Smaller, mobile machines are flexible and are now backed by longer battery life and radio networks that remove the need for miles of cabling. "They can now be seen as an integral part of the learning process alongside books and jotters," officials say.
Scottish Executive targets aim to have at least four computers per class but the authority argues there is simply no room for office-style, desktop PCs because of rising school rolls.
East Lothian acknowledges it has lagged behind in information and communications technology but believes it is catching up fast. Staff and children from nursery through to primary 7 were "excited and motivated" by the new laptops, councillors heard on Tuesday.
Teachers now had the right number of computers for each task and any group throughout the primary curriculum. Laptops avoid queuing for the computer at the back of the class or timetabling individual sessions in short blocks, a project report maintains.
"Strangely enough, there is no evidence that laptops are more likely to be stolen. The small size and ase of carrying which would apparently make them easy targets, make it easy to move them out of sight into secure areas," it adds.
Laptops used with wireless technology, which connects machines centrally in a school, offer more flexibility than cabling, officials say.
"The wireless networks were used extensively by staff and pupils and proved to be a highly successful method of accessing files from portable computers. The users could log on to any computer to access and edit their files and were not required to find the same computer each time," the project report states.
"The wireless network allowed the laptops to remain portable and still be used flexibly with individuals or groups of various sizes within the classroom and throughout the school."
East Lothian favours iBook laptops and believes Compaq to the best of the Windows-based machines.
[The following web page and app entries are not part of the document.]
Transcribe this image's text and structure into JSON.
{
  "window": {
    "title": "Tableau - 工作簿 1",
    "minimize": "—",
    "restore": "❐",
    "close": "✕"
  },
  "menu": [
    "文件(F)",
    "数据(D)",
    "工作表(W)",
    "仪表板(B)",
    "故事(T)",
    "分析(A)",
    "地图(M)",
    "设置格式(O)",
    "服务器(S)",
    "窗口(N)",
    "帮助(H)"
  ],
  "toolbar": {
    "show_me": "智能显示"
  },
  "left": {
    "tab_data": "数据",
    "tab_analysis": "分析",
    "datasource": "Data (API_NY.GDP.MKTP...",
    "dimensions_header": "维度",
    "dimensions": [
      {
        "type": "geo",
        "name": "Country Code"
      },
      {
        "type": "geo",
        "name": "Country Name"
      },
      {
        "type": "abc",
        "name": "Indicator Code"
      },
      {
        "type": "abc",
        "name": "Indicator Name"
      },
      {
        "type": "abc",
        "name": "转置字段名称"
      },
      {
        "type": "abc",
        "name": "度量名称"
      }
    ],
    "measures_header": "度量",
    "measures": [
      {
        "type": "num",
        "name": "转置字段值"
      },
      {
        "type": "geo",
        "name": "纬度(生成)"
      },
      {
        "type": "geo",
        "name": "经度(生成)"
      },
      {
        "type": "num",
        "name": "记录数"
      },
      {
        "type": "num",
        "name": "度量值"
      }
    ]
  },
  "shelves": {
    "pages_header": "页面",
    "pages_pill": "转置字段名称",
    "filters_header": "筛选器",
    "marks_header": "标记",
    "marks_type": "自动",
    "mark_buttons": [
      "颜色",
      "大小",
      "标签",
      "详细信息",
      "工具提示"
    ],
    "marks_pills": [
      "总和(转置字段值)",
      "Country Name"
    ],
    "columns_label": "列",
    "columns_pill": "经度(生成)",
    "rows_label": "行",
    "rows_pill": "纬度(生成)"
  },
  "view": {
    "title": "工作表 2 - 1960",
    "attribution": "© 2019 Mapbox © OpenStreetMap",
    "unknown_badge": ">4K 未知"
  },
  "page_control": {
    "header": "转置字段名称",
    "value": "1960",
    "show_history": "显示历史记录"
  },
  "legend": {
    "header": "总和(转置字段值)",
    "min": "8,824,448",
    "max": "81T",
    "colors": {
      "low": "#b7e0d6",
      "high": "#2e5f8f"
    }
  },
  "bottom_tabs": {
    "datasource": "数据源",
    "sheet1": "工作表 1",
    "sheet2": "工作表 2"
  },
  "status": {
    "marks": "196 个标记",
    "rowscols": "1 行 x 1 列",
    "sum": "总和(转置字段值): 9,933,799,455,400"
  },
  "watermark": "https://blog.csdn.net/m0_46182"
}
The council has already bought more than 1,000 Windows-based, IBM-compatible personal computers and plans to install up to a further 400 by the start of next session.
It is also buying several hundred dedicated portable word processors and up to 500 graphic calculators to allow pupils to use information technology flexibly in the classroom.